An exhausted mum with a child with severe autism is calling on the Australian government to do more for children with special needs while in hotel quarantine.
Brenna Russell, 29, arrived in Sydney four days ago from Los Angeles and has been quarantining in Zetland’s Meriton Suites with her severely autistic son.
She has bruises on her arms from her son’s tantrums and she also fears for his safety.
Five year old Sebastien Russell has autism, ADHD, seizures, and a genetic variation of the NFIX gene that hasn’t been found before.
“I don’t know how I’m going to do this for another 11 days,” Mrs Russell told news.com.au.
“Hotel quarantine (is) almost impossible with Sebastien.”
This was what their hotel room looked like after Sebastien became increasingly agitated.
Mrs Russell has been begging the NSW government to allow her and her son to complete their quarantine from her NSW home, for her son’s sake.
She applied for this exemption seven weeks ago but hasn’t heard anything back.
“Everybody just passed me off to somebody else,” she said. “No one gave me an answer. I was really disappointed in that.”
Last night, Sebastien was so distressed that he hurled all their belongings across the hotel room floor.
Showing a picture, Mrs Russell said “At one point, this place was spotless.”
Sebastien “doesn‘t do well with confinement,” she confirmed.
“This situation is not a one size fits all. Our family does not operate like other families might.
“We need help.”
In a statement to news.com.au, NSW Health said it was doing everything it could to help families in such situations.
“The NSW Health managed Special Health Accommodation is managed 24/7 by a team of medical, nursing and allied health clinicians,” a spokesperson said.
“This quarantine option is available to people who require medical oversight or higher levels of support during their stay.”
However, they also added that they can’t comment on individual cases.
“Exemptions may be granted following a rigorous analysis of the circumstances of each case against the risk to the public,” NSW Health added.

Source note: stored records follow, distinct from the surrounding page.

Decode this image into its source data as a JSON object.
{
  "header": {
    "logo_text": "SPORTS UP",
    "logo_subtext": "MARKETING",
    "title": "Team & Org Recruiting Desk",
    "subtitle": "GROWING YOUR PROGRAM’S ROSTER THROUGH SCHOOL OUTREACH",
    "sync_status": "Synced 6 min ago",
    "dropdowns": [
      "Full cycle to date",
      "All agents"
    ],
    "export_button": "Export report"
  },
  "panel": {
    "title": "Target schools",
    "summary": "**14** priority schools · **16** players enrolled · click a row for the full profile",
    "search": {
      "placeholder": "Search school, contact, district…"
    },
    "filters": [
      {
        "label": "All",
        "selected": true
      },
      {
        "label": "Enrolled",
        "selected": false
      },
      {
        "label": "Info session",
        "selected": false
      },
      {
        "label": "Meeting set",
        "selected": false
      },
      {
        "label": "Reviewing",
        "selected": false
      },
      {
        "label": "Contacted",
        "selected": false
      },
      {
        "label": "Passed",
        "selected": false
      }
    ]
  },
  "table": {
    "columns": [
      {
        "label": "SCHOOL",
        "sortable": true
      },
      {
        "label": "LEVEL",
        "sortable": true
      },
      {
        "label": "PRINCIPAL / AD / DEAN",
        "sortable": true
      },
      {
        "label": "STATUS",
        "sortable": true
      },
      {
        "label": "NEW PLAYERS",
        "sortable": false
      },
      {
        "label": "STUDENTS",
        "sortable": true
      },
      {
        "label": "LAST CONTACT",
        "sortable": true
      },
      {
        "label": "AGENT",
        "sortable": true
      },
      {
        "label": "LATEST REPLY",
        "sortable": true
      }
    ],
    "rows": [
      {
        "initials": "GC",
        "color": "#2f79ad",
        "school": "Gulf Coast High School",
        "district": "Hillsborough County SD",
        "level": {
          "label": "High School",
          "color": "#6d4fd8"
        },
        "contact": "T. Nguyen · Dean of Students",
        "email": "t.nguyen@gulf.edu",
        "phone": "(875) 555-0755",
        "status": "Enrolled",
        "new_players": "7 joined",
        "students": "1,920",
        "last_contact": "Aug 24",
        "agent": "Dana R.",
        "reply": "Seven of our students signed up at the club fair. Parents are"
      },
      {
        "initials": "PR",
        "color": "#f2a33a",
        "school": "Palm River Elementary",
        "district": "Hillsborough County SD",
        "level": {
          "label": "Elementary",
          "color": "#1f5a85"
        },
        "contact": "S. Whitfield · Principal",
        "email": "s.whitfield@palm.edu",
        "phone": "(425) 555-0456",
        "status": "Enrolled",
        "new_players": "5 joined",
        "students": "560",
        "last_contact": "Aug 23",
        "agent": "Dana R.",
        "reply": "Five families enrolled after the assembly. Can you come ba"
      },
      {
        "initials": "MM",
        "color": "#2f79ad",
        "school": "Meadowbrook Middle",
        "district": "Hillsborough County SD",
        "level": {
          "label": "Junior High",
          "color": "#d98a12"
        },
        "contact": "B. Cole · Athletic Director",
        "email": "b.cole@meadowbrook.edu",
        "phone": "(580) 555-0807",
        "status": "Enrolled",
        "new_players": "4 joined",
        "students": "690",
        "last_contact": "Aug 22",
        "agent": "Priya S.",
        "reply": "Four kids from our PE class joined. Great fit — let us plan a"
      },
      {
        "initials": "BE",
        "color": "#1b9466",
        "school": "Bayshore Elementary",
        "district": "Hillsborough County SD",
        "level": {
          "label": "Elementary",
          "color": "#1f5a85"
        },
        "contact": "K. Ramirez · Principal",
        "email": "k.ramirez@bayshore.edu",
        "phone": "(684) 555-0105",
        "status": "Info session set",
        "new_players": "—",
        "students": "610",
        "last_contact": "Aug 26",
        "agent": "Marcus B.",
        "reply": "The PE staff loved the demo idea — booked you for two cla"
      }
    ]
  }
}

“Only a small portion of the total exemptions granted allowed people – subject to strict conditions and compliance checks – to serve their full quarantine period in an alternative location to the hotel quarantine system.
“All people that are approved to self-isolate in the community are followed up by NSW Health’s Close Contact Tracing Team and additionally spot checks are conducted by NSW Police.”
Mrs Russell with her son and their service dog.
Mrs Russell loves her son very much but is struggling with coping.
Mrs Russell is also distressed because her husband is unable to help her.
Her husband, Paul, is an Australian, living in Nelson Bay along NSW’s north coast. He was allowed into the country months ago and came to earn money as a chef.
But for Mrs Russell, from Alaska, it took longer for her to be allowed into Australia. Now it means she has to look after their son alone in the four walls of their hotel room.
But their issues won’t end once hotel quarantine is over.
The family’s service dog, Guinness, helps Sebastien with his day-to-day living but is barred from entering the country.
“Guinness is trained for seizure alerts, tethering and behaviour disruption,” Mrs Russell said.
Basically, the highly trained service dog has been trained to bark whenever Sebastien has a seizure, which usually happens at night. This allows Mrs Russell to wake up and dole out the lifesaving medication.
The very clever dog once alerted Mrs Russell that a seizure was coming 36 minutes before it occurred.
“I thought, ‘They’ll never remove Guinness from us, he’s a piece of medical equipment, he’s worth $40,000 ($18,000 of which they had to fundraise for)’.”
But a licensing issue means the dog, a golden retriever and labrador cross, is stuck in LA and won’t be allowed into the country until December 7, at the earliest.
Paul, Guinness and Sebastien.
Guinness often helps Mrs Russell stop her son from running away by tethering him to the boy.
“Sebastien is an escape artist,” Mrs Russell said. “Back home, I had an alarm on every single door, he used to run out of the yard. Guinness would slow him down getting to the door.”
But without Guinness, the burden has fallen entirely to her to stop him escaping the hotel room.
“I’ve had to put the car seat in front of the door,” she said.
The family together in Alaska.
The situation is made worse by the fact that some of Sebastien’s medication isn’t allowed in Australia. She’s had to wean him off his current seizure pills.
Her son is highly agitated by his new surroundings and has to be sedated for health authorities to complete a COVID-19 test.
“Everyone who visits us is in full medical gear,” she said. “When they come to the door he runs to the back, he’s terrified.
“He doesn’t understand what this is, why this is happening.”